First identified in Democratic Republic of the Congo in 1976, HIV/AIDS has truly proven itself as a global pandemic, killing more than 36 million people since 1981. Currently there are between 31 and 35 million people living with HIV, the vast majority of those are in Sub-Saharan Africa, where 5% of the population is infected, roughly 21 million people. As awareness has grown, new treatments have been developed that make HIV far more manageable, and many of those infected go on to lead productive lives. Between 2005 and 2012 the annual global deaths from HIV/AIDS dropped from 2.2 million to 1.6 million. (source: mphonline.org)
Nothing of this sort was experienced during the cholera, flu, polio, HIV/AIDS, and the latest strains of the corona viruses (SARS, MERS) in terms of control measures imposed upon society.
Now, given all of the above, what do we read in the government’s policies and responses?
Harry Roque, the Palace’s spokesperson hinted that a state of “general community quarantine” would become the “new normal” for the Philippines “for as long as there is no vaccine.” Right. But I have the apprehension it was more of a laid-back expression of hopelessness, or worst, lack of planning.
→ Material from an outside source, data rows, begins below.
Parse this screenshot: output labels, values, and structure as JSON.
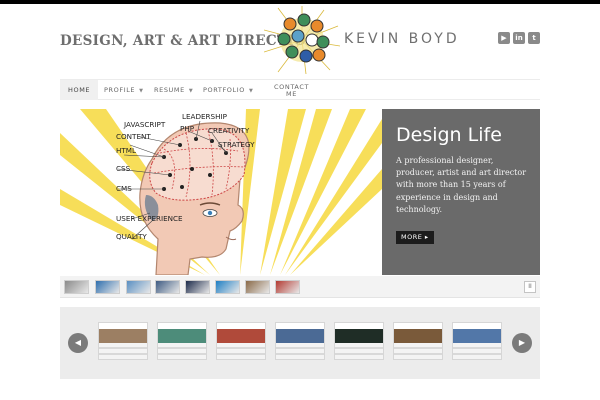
{
  "header": {
    "tagline": "DESIGN, ART & ART DIRECTION",
    "name": "KEVIN BOYD",
    "social": [
      {
        "icon": "youtube-icon",
        "glyph": "▶"
      },
      {
        "icon": "linkedin-icon",
        "glyph": "in"
      },
      {
        "icon": "twitter-icon",
        "glyph": "t"
      }
    ]
  },
  "nav": {
    "items": [
      {
        "label": "HOME",
        "active": true
      },
      {
        "label": "PROFILE",
        "has_menu": true
      },
      {
        "label": "RESUME",
        "has_menu": true
      },
      {
        "label": "PORTFOLIO",
        "has_menu": true
      },
      {
        "label": "CONTACT\nME"
      }
    ]
  },
  "hero": {
    "brain_labels": [
      "JAVASCRIPT",
      "LEADERSHIP",
      "PHP",
      "CREATIVITY",
      "CONTENT",
      "STRATEGY",
      "HTML",
      "CSS",
      "CMS",
      "USER EXPERIENCE",
      "QUALITY"
    ],
    "title": "Design Life",
    "body": "A professional designer, producer, artist and art director with more than 15 years of experience in design and technology.",
    "more_label": "MORE ▸"
  },
  "thumbstrip": {
    "thumbs": [
      {
        "icon": "photo-thumb",
        "color": "#8b8b8b"
      },
      {
        "icon": "p-logo-thumb",
        "color": "#2f6fae"
      },
      {
        "icon": "cartoon-thumb",
        "color": "#5a8fc2"
      },
      {
        "icon": "faces-thumb",
        "color": "#3e5b82"
      },
      {
        "icon": "night-thumb",
        "color": "#1c2a4a"
      },
      {
        "icon": "drupal-thumb",
        "color": "#1f7fc4"
      },
      {
        "icon": "brown-thumb",
        "color": "#8a6a48"
      },
      {
        "icon": "red-seal-thumb",
        "color": "#b33a32"
      }
    ],
    "pause_label": "II"
  },
  "carousel": {
    "prev_label": "◀",
    "next_label": "▶",
    "slides": [
      {
        "color": "#9c7f63"
      },
      {
        "color": "#4d8c7a"
      },
      {
        "color": "#b04a3a"
      },
      {
        "color": "#4b6a95"
      },
      {
        "color": "#1f2d26"
      },
      {
        "color": "#7a5a3a"
      },
      {
        "color": "#5277a8"
      }
    ]
  },
  "colors": {
    "accent_yellow": "#f6d733",
    "panel_gray": "#6a6a6a",
    "brain_pink": "#f2c9b5"
  }
}
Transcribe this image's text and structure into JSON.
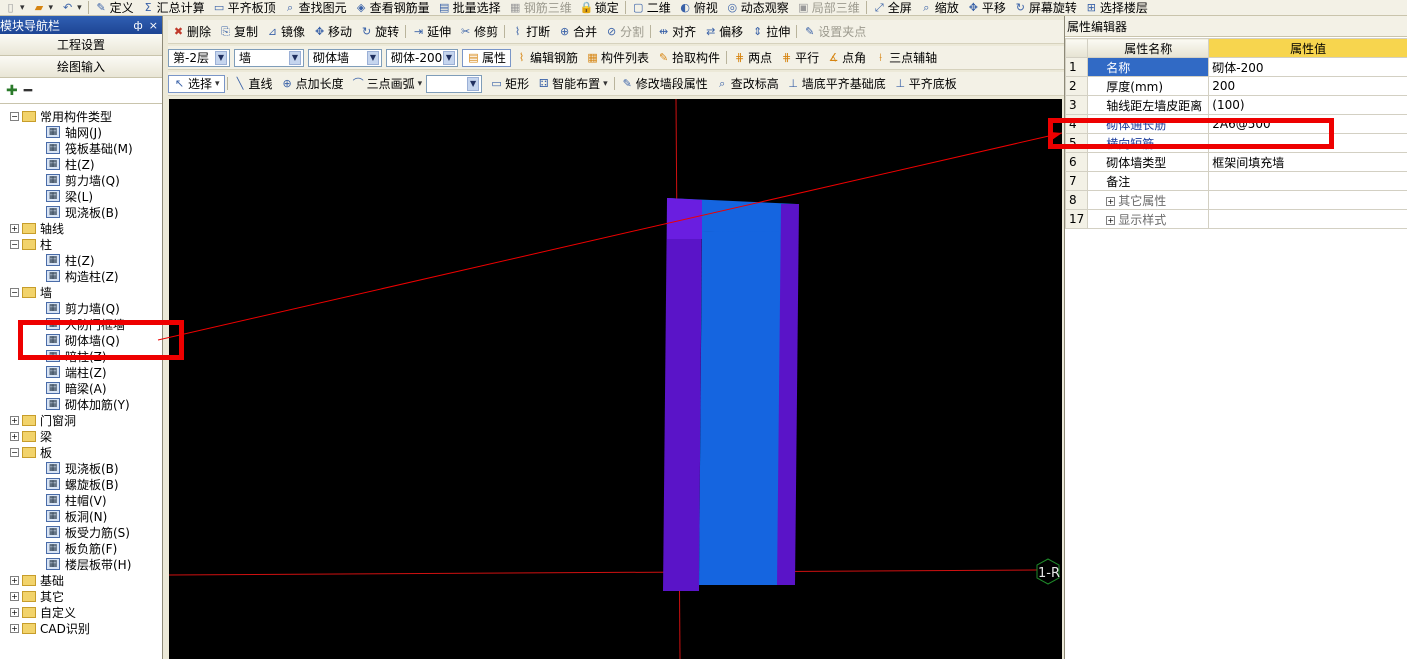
{
  "toolbar_top": {
    "items": [
      {
        "label": "定义",
        "icon": "define-icon",
        "enabled": true
      },
      {
        "label": "汇总计算",
        "icon": "sum-icon",
        "enabled": true
      },
      {
        "label": "平齐板顶",
        "icon": "align-top-icon",
        "enabled": true
      },
      {
        "label": "查找图元",
        "icon": "find-icon",
        "enabled": true
      },
      {
        "label": "查看钢筋量",
        "icon": "rebar-view-icon",
        "enabled": true
      },
      {
        "label": "批量选择",
        "icon": "batch-select-icon",
        "enabled": true
      },
      {
        "label": "钢筋三维",
        "icon": "rebar-3d-icon",
        "enabled": false
      },
      {
        "label": "锁定",
        "icon": "lock-icon",
        "enabled": true
      },
      {
        "label": "二维",
        "icon": "2d-icon",
        "enabled": true
      },
      {
        "label": "俯视",
        "icon": "top-view-icon",
        "enabled": true
      },
      {
        "label": "动态观察",
        "icon": "orbit-icon",
        "enabled": true
      },
      {
        "label": "局部三维",
        "icon": "local-3d-icon",
        "enabled": false
      },
      {
        "label": "全屏",
        "icon": "fullscreen-icon",
        "enabled": true
      },
      {
        "label": "缩放",
        "icon": "zoom-icon",
        "enabled": true
      },
      {
        "label": "平移",
        "icon": "pan-icon",
        "enabled": true
      },
      {
        "label": "屏幕旋转",
        "icon": "rotate-screen-icon",
        "enabled": true
      },
      {
        "label": "选择楼层",
        "icon": "floor-select-icon",
        "enabled": true
      }
    ]
  },
  "navigator": {
    "title": "模块导航栏",
    "pin_symbol": "ф",
    "close_symbol": "×",
    "buttons": [
      "工程设置",
      "绘图输入"
    ],
    "tree": [
      {
        "label": "常用构件类型",
        "level": 0,
        "folder": true,
        "expanded": true
      },
      {
        "label": "轴网(J)",
        "level": 1
      },
      {
        "label": "筏板基础(M)",
        "level": 1
      },
      {
        "label": "柱(Z)",
        "level": 1
      },
      {
        "label": "剪力墙(Q)",
        "level": 1
      },
      {
        "label": "梁(L)",
        "level": 1
      },
      {
        "label": "现浇板(B)",
        "level": 1
      },
      {
        "label": "轴线",
        "level": 0,
        "folder": true,
        "expanded": false
      },
      {
        "label": "柱",
        "level": 0,
        "folder": true,
        "expanded": true
      },
      {
        "label": "柱(Z)",
        "level": 1
      },
      {
        "label": "构造柱(Z)",
        "level": 1
      },
      {
        "label": "墙",
        "level": 0,
        "folder": true,
        "expanded": true
      },
      {
        "label": "剪力墙(Q)",
        "level": 1
      },
      {
        "label": "人防门框墙",
        "level": 1
      },
      {
        "label": "砌体墙(Q)",
        "level": 1
      },
      {
        "label": "暗柱(Z)",
        "level": 1
      },
      {
        "label": "端柱(Z)",
        "level": 1
      },
      {
        "label": "暗梁(A)",
        "level": 1
      },
      {
        "label": "砌体加筋(Y)",
        "level": 1
      },
      {
        "label": "门窗洞",
        "level": 0,
        "folder": true,
        "expanded": false
      },
      {
        "label": "梁",
        "level": 0,
        "folder": true,
        "expanded": false
      },
      {
        "label": "板",
        "level": 0,
        "folder": true,
        "expanded": true
      },
      {
        "label": "现浇板(B)",
        "level": 1
      },
      {
        "label": "螺旋板(B)",
        "level": 1
      },
      {
        "label": "柱帽(V)",
        "level": 1
      },
      {
        "label": "板洞(N)",
        "level": 1
      },
      {
        "label": "板受力筋(S)",
        "level": 1
      },
      {
        "label": "板负筋(F)",
        "level": 1
      },
      {
        "label": "楼层板带(H)",
        "level": 1
      },
      {
        "label": "基础",
        "level": 0,
        "folder": true,
        "expanded": false
      },
      {
        "label": "其它",
        "level": 0,
        "folder": true,
        "expanded": false
      },
      {
        "label": "自定义",
        "level": 0,
        "folder": true,
        "expanded": false
      },
      {
        "label": "CAD识别",
        "level": 0,
        "folder": true,
        "expanded": false
      }
    ]
  },
  "edit_toolbar": {
    "items": [
      "删除",
      "复制",
      "镜像",
      "移动",
      "旋转",
      "延伸",
      "修剪",
      "打断",
      "合并",
      "分割",
      "对齐",
      "偏移",
      "拉伸",
      "设置夹点"
    ]
  },
  "component_toolbar": {
    "floor": "第-2层",
    "type": "墙",
    "subtype": "砌体墙",
    "component": "砌体-200",
    "items": [
      "属性",
      "编辑钢筋",
      "构件列表",
      "拾取构件",
      "两点",
      "平行",
      "点角",
      "三点辅轴"
    ]
  },
  "draw_toolbar": {
    "select_label": "选择",
    "items": [
      "直线",
      "点加长度",
      "三点画弧",
      "矩形",
      "智能布置",
      "修改墙段属性",
      "查改标高",
      "墙底平齐基础底",
      "平齐底板"
    ]
  },
  "canvas": {
    "axis_label": "1-R",
    "colors": {
      "background": "#000000",
      "wall_purple": "#5a14c8",
      "wall_blue": "#1565e0",
      "axis_red": "#d01010"
    }
  },
  "properties": {
    "title": "属性编辑器",
    "col_name": "属性名称",
    "col_value": "属性值",
    "rows": [
      {
        "num": "1",
        "name": "名称",
        "value": "砌体-200",
        "selected": true
      },
      {
        "num": "2",
        "name": "厚度(mm)",
        "value": "200"
      },
      {
        "num": "3",
        "name": "轴线距左墙皮距离",
        "value": "(100)"
      },
      {
        "num": "4",
        "name": "砌体通长筋",
        "value": "2A6@500",
        "link": true
      },
      {
        "num": "5",
        "name": "横向短筋",
        "value": "",
        "link": true
      },
      {
        "num": "6",
        "name": "砌体墙类型",
        "value": "框架间填充墙"
      },
      {
        "num": "7",
        "name": "备注",
        "value": ""
      },
      {
        "num": "8",
        "name": "其它属性",
        "value": "",
        "group": true
      },
      {
        "num": "17",
        "name": "显示样式",
        "value": "",
        "group": true
      }
    ]
  }
}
At best, the government should have detailed the mechanisms of a general community quarantine (GCQ), because for sure, this is, or should be, different from the ECQ and LOCKDOWN. The key in that GCQ would be FLEXIBILITY. This is what I would like to see especially in the face of a W pattern of the virus’ transmission rate.
Given the steadily increasing infections of the virus, our health care system can accommodate only so much. It, too, has its breaking point. Our government resources have their own breaking point. The state of economic balancing can only be stretched for a short period of time. In the face of a COVID cure coming in the long-term, a short-term strategy which could be restructured from time to time is a must. Whether we like it or not, we will come to a point where the next strategic question would be: “Which kills more people now? COVID or HUNGER?
For now, the best hope is isolation, still, to avoid being infected. This is the essence of social distancing, community quarantine, and lockdown. But isolation is simply not for everyone. I have seen on television a very old woman still pushing her cart hoping that someone on the street, if any, would still pick her goods for sale. Her story, certainly, is not the only one.
These are the social and economic breaking points which could be very difficult carry overs in five years!
[MindaViews is the opinion section of MindaNews. Dr. Maugan P. Mosaid (FB account: Maxim Sense) is a freelance writer. He teaches statistics in the graduate school and is a planning consultant occasionally hired by some foreign development institutions. He is presently the Municipal Administrator of LGU Pikit, North Cotabato]